Just southeast of Basel, a capacious house hides behind its minimalism, recalling the vernacular of Japanese homes – except this one’s in Switzerland.
Partially sunken into its generous site, the house designed by HHF Architects includes three bedrooms with bathrooms en suite, an open-plan living and dining area that occupies an entire level, a large terrace-and-pool area, a private car park and a gym. Unpretentiously arranged, the dwelling’s spare interior extends over three floors and spills into the vast outdoors on all sides of the building.

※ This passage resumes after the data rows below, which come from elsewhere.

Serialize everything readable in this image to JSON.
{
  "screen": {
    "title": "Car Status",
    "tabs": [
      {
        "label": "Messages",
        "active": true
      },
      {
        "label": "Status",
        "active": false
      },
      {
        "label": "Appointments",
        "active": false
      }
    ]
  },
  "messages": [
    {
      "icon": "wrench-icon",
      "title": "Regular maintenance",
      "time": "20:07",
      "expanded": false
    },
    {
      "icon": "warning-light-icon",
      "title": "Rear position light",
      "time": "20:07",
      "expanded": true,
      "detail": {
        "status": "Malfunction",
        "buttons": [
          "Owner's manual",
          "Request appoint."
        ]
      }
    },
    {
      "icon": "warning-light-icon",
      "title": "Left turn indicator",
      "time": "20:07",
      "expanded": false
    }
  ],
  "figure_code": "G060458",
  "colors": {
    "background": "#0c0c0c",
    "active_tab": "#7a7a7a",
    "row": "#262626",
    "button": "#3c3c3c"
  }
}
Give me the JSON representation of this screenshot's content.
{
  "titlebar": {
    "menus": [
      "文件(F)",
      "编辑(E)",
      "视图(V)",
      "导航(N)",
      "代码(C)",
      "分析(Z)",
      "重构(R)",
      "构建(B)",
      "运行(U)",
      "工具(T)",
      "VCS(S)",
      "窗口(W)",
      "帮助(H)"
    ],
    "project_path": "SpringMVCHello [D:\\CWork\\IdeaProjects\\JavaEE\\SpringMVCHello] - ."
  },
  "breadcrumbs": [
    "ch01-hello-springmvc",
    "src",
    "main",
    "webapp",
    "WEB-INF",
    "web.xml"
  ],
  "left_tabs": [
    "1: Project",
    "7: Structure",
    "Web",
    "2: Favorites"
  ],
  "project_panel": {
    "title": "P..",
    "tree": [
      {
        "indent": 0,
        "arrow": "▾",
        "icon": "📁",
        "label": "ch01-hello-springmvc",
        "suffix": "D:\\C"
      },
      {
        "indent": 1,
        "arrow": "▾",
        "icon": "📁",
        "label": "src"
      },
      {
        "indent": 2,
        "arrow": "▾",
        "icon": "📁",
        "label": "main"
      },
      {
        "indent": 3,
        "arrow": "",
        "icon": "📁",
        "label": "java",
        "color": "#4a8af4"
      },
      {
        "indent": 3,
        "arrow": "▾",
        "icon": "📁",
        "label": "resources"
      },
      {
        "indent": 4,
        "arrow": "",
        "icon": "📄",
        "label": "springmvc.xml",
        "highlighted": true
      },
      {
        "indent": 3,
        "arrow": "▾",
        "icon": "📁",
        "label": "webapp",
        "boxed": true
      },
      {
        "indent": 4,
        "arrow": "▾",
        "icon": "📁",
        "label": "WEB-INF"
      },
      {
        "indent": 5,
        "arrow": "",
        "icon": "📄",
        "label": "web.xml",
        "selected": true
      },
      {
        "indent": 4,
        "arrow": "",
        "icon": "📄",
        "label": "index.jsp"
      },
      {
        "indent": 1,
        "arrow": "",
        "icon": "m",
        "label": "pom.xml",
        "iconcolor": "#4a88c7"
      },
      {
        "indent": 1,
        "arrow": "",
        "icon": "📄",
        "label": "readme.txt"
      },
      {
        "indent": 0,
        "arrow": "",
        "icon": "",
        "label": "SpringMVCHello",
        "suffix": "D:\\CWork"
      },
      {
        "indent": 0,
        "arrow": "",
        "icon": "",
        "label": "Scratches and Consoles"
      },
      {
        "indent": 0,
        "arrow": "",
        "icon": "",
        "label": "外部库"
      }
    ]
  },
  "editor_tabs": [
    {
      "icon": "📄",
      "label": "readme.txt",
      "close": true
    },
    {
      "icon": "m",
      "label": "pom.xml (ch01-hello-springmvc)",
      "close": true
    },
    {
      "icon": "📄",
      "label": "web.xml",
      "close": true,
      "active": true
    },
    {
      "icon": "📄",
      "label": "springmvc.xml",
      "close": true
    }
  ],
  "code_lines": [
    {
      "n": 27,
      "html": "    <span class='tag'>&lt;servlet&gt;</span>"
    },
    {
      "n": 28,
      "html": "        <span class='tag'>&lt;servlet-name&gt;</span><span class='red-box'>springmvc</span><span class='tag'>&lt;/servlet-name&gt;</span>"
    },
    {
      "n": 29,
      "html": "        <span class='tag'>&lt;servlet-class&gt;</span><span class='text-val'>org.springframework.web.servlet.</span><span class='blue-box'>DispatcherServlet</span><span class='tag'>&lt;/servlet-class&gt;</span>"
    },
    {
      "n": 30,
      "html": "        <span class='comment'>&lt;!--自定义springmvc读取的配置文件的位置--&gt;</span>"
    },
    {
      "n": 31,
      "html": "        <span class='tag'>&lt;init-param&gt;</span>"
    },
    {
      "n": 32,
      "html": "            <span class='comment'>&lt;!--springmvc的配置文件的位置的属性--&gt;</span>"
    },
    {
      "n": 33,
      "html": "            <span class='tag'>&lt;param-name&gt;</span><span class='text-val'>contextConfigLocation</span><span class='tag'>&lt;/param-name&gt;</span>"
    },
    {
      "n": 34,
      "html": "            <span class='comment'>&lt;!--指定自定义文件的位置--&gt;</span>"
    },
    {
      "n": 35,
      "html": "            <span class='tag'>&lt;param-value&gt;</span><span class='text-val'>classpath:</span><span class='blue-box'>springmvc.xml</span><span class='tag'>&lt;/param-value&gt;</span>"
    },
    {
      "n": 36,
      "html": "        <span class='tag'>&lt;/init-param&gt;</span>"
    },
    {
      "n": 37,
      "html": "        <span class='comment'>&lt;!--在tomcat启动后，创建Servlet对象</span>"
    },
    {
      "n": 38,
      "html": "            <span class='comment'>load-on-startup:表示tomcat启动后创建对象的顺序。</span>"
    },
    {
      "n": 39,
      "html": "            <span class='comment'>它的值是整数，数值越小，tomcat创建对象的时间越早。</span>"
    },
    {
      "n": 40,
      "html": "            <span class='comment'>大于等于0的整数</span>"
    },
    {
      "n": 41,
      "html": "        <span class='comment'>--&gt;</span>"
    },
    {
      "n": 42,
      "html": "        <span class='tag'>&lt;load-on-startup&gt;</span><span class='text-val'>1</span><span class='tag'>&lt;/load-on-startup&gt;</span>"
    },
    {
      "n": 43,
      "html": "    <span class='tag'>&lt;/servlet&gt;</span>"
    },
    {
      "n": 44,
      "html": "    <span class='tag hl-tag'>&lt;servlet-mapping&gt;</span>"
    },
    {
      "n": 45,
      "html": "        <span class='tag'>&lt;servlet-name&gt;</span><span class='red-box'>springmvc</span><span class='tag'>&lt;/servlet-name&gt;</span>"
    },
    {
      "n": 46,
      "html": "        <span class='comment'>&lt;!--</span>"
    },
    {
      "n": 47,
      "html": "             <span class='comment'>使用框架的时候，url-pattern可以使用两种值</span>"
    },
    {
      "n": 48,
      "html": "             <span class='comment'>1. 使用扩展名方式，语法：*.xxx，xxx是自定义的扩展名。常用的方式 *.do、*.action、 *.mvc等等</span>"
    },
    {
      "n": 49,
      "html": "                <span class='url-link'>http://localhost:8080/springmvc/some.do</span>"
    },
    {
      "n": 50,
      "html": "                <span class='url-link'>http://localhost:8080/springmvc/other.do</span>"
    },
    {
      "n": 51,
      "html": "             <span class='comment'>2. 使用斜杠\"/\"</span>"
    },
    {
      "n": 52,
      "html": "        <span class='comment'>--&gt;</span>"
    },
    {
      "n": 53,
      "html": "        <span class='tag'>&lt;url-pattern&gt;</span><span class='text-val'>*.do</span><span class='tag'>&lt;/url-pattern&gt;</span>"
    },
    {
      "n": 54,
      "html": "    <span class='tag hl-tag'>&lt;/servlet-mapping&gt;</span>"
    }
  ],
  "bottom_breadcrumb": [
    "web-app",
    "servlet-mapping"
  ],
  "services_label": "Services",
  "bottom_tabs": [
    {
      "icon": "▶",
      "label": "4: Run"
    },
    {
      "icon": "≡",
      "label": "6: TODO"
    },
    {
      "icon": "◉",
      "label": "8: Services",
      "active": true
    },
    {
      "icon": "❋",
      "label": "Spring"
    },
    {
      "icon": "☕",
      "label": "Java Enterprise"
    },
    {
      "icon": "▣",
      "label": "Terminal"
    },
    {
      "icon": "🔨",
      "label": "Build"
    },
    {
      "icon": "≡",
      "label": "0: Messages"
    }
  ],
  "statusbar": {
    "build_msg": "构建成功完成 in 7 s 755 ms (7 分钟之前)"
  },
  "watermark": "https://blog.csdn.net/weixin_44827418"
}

Further reinforcing the notion of simplicity, House D features three very ordinary building materials – wood, concrete and glass – left in a raw state. The recessed ground floor is wrapped in glazing, allowing occupants to profit fully from the surrounding verdant landscape and mature fruit trees. Glass walls also distinguish this volume from the timber-clad exterior above. Inside, bare concrete walls underpin the emphasis on unadorned construction, as does the exposed underside of the pitched roof.
Often we associate comfortable living with bespoke design, complicated detailing and ostentatious materials. HHF Architects completely avoids this line of thinking. Here the firm challenges the suggestion that lavish materials and high-tech fixtures are a prerequisite for luxury living. Instead, the architects opt for an ordinary palette of materials and details and push the possibilities.
A system of perforated curtains hangs from a rail that encompasses the ground floor, creating a light-filled yet secluded enclosure if desired. Irregularly angled doorways follow the pitch of the roof – just one more example of the architects’ consistent attention to subtle nuances in detail. The resulting spaces are simple, sophisticated and anything but standard.
Photos courtesy Tom Bisig.
*You can see this story and others in the December/January 2013 issue of Mark. Click here to purchase.*